#### [Required work]
If a line below includes the string "icon", copy it.

#### [Dataset content]
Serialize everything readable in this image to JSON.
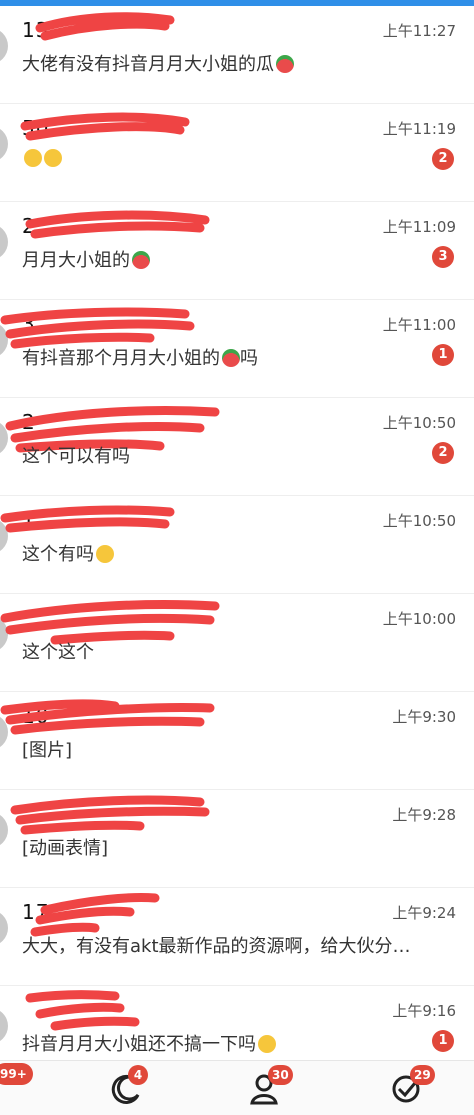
{
  "conversations": [
    {
      "name": "13",
      "message": "大佬有没有抖音月月大小姐的瓜",
      "emoji": "melon",
      "time": "上午11:27",
      "badge": ""
    },
    {
      "name": "50",
      "message": "",
      "emoji": "face2",
      "time": "上午11:19",
      "badge": "2"
    },
    {
      "name": "2",
      "message": "月月大小姐的",
      "emoji": "melon",
      "time": "上午11:09",
      "badge": "3"
    },
    {
      "name": "3",
      "message": "有抖音那个月月大小姐的",
      "emoji": "melon",
      "suffix": "吗",
      "time": "上午11:00",
      "badge": "1"
    },
    {
      "name": "2",
      "message": "这个可以有吗",
      "emoji": "",
      "time": "上午10:50",
      "badge": "2"
    },
    {
      "name": "1",
      "message": "这个有吗",
      "emoji": "face",
      "time": "上午10:50",
      "badge": ""
    },
    {
      "name": "",
      "message": "这个这个",
      "emoji": "",
      "time": "上午10:00",
      "badge": ""
    },
    {
      "name": "10",
      "message": "[图片]",
      "emoji": "",
      "time": "上午9:30",
      "badge": ""
    },
    {
      "name": "",
      "message": "[动画表情]",
      "emoji": "",
      "time": "上午9:28",
      "badge": ""
    },
    {
      "name": "17",
      "message": "大大，有没有akt最新作品的资源啊，给大伙分…",
      "emoji": "",
      "time": "上午9:24",
      "badge": ""
    },
    {
      "name": "",
      "message": "抖音月月大小姐还不搞一下吗",
      "emoji": "face",
      "time": "上午9:16",
      "badge": "1"
    }
  ],
  "bottom_nav": {
    "left_badge": "99+",
    "items": [
      {
        "icon": "moon-icon",
        "badge": "4"
      },
      {
        "icon": "person-icon",
        "badge": "30"
      },
      {
        "icon": "check-icon",
        "badge": "29"
      }
    ]
  },
  "colors": {
    "badge": "#e0483a",
    "scribble": "#ef4444"
  }
}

#### [Finished exercise]
        "icon": "moon-icon",
        "icon": "person-icon",
        "icon": "check-icon",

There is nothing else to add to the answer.